SA’s start-up ecosystem is robust and growing, but our entrepreneurs and investors need to develop a truly global mind-set to take advantage of a globalising world.

Two recent start-up studies on the country’s entrepreneurial and investment sector, released earlier in September, back up the hype with research and hard figures, pointing to a booming start-up sector.

A report from the Netherlands-based start-up research firm VC4A notes that the SA start-up ecosystem is one of the most "robust and developed on the continent", with strengths that include significant consumer and business markets, sophisticated entrepreneurial talent, and a strong corporate sector.

It also notes that the country has access to local capital and ties to a growing number of international investors, but that more needs to be done for SA to become a global player.

Another report from the Southern African Venture Capital and Private Equity Association (Savca), an industry body for venture capital (VC) and private equity, says the VC sector in SA continues to be "vibrant", reporting more investment deals for SA entrepreneurs than the previous year. Savca reports that investment activity in the sector "soared" in 2017, with the overall value of deals recorded in a year exceeding R1bn, with the growth trend expected to continue in 2018.

VC4A says the government also needs to create more incentives to attract skilled professionals, as well as attract entrepreneurs with international experience to build businesses.

It notes that the average VC deal value of all active deals at the end of 2017 amounted to R8.34m, compared to R7.59m in 2016. Early-stage start-up investments are growing, with local investors becoming less risk averse. By value in 2017, only 42% (2016: 51%) of VC deals were categorised as growth capital, while seed funding and start-up capital totalled 57% (2016: 49%).

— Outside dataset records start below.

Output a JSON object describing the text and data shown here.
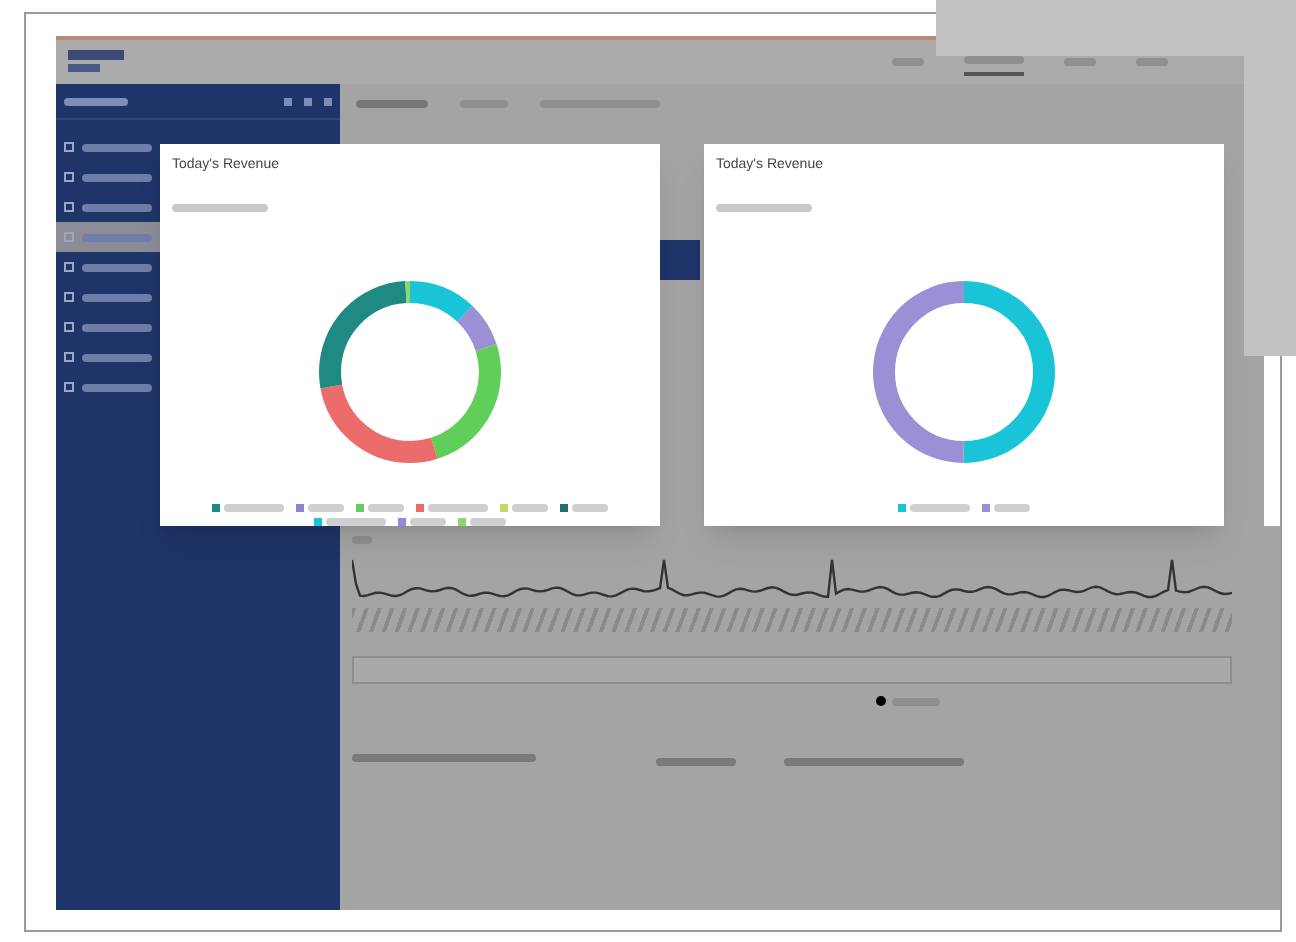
{
  "header_tabs": [
    {
      "selected": false
    },
    {
      "selected": true
    },
    {
      "selected": false
    },
    {
      "selected": false
    }
  ],
  "sidebar": {
    "items": [
      {
        "selected": false
      },
      {
        "selected": false
      },
      {
        "selected": false
      },
      {
        "selected": true
      },
      {
        "selected": false
      },
      {
        "selected": false
      },
      {
        "selected": false
      },
      {
        "selected": false
      },
      {
        "selected": false
      }
    ]
  },
  "cards": [
    {
      "title": "Today's Revenue",
      "segments": [
        {
          "color": "#19c3d8"
        },
        {
          "color": "#9b8fd6"
        },
        {
          "color": "#5fcf5a"
        },
        {
          "color": "#ec6b6b"
        },
        {
          "color": "#1f8a82"
        },
        {
          "color": "#8ed86a"
        }
      ],
      "legend": [
        {
          "color": "#1f8a82"
        },
        {
          "color": "#8c82cc"
        },
        {
          "color": "#5fcf5a"
        },
        {
          "color": "#ec6b6b"
        },
        {
          "color": "#c6d66a"
        },
        {
          "color": "#1f6f6a"
        },
        {
          "color": "#19c3d8"
        },
        {
          "color": "#8c8ce0"
        },
        {
          "color": "#8ed86a"
        }
      ]
    },
    {
      "title": "Today's Revenue",
      "segments": [
        {
          "color": "#19c3d8"
        },
        {
          "color": "#9b8fd6"
        }
      ],
      "legend": [
        {
          "color": "#19c3d8"
        },
        {
          "color": "#9b8fd6"
        }
      ]
    }
  ]
}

Angel investment almost doubled in 2017 from R73m, compared to R44m invested in 2016. Savca notes that VC investors prefer to remain minority shareholders, with the vast majority taking equity positions of less than 25%.

Not surprisingly, Savca says the entrepreneurial ecosystem that is taking on VC remains almost exclusively in Gauteng and the Western Cape. Both these regions have relatively well developed, and developing, start-up ecosystems of incubators, accelerators, networking organisations and associations to support, educate and connect entrepreneurs with ideas and capital.

It is this support ecosystem system that is key to getting start-ups funded, with VC4A saying that about 50% of start-ups that participate in this structure show funding success. These start-ups on average also secure investments that are three times higher than those on the outside.

VC4A says our local start-up ecosystem has successfully moved through an emerging phase, scoring high on "entrepreneurial spirit, English-level proficiency, education and culture, ease of doing business and relative availability of seed and Series A funding".

However, it notes that the next phase for the sector is globalisation, which includes global connectedness, global growth programmes, ease of bringing international talent to the market (such as work visas), and more favourable laws to support all this.

To create high-growth, digitally enabled businesses that contribute to the country and create jobs, SA’s entrepreneurs should build local but also aim beyond the borders of SA. VC4A says the government also needs to create more incentives to attract skilled professionals, as well as attract entrepreneurs with international experience to build businesses.

This will bring more seasoned start-up founders into the space, result in skills transfer and international networks, and establish more high-growth businesses that create jobs.

• Buckland is an investor, entrepreneur and founder of Ventureburn.com.